In December 2002 the Tohono O’odham and the state executed the voter approved compact and in February 2003 the United States Secretary of the Interior approved the compact. All the while Rainer Resources, Inc., a Delaware company with a Seattle mailing address acting as a Tohono O’odham shell company, secretly sought land in the Phoenix Metropolitan area for a casino.

In August of 2003, the TO under the guise of its shell company bought the land, knowing that it was within Glendale’s boundaries. Back in the 70’s there were “land wars” and each city staked out territory for future annexation. Glendale’s recognized western boundaries were set at Northern Avenue as its north boundary and Camelback Road as its south boundary. Any unincorporated land between those two boundaries could only be annexed into Glendale. The TO knew that for it had been policy and formally recognized for at least 30 years.

All that I have related regarding the TO’s actions can be found in the most recent court filing of April 14, 2013 and can be accessed by using this link: http://www.azcentral.com/ic/community/pdf/glendale-casino-case-court-filingx.pdf
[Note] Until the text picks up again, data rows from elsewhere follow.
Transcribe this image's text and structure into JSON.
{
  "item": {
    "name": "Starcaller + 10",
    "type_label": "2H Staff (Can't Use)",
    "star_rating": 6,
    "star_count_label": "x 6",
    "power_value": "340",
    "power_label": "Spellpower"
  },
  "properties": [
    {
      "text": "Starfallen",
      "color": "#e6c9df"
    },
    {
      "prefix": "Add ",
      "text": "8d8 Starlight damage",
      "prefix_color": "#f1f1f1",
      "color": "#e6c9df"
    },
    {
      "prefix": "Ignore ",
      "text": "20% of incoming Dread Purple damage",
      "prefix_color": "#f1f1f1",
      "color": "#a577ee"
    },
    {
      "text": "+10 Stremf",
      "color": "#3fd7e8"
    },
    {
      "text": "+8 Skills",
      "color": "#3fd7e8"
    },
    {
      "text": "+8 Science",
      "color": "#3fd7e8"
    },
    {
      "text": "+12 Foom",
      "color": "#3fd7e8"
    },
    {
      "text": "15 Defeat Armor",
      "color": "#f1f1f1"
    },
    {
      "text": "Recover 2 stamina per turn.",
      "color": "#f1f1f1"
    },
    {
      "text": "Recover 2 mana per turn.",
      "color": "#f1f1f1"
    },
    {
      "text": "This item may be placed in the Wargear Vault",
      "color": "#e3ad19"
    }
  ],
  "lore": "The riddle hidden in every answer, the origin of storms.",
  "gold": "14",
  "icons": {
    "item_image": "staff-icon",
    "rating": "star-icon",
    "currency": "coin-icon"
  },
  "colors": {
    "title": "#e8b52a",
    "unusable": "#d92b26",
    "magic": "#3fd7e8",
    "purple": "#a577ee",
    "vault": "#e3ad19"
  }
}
George W.

In 2003 there was absolute silence and the TO waited. Why? For a more favorable President and administration to assist them with their agena. They needed an administration to interpret the law favorably. George W. Bush, a Republican, was President at the time and his administration would not have supported the TO’s stealth move. So, they continued to wait until times and administrations became more favorable. In 2008, Barack Obama, a Democrat, was elected as the nation’s President. Good times for the TO had arrived. The tribe had waited 6 years. It was now 2008 and their time had come and they would not be denied.  Van Jones, President Obama’s former Green Jobs Czar, said this about Native Americans, “No more broken treaties. No more broken treaties. Give them the wealth. Give them the wealth. Give them dignity. Give them the respect they deserve. No justice on stolen land. We owe them a debt.”



Almost immediately upon Obama’s inauguration, in late January of 2009, the TO literally descended upon Glendale’s City Hall and announced that they were coming…take it or leave it, like it or lump it. On January 28, 2009, the Tribe met with city staff and informed them that they had  transferred the land into its own name and had filed an application asking the Secretary of the Interior take the proposed casino site into trust so that it could be used for gaming. On the following day, the TO issued a press release with their intention to build a “Las Vegas-style” casino on the site. Two months later, city staff, having requested more specific information from the TO for their next meeting, met with the Tribe. The Tribe declined to provide any information until they had successfully secured reservation status. They knew they were now in the “cat-bird’s” seat and cooperation was not necessary to secure their objective.

So far, I have not broached the subject of the casino and its siting. Next up will be the casino and its implications for an urbanized area.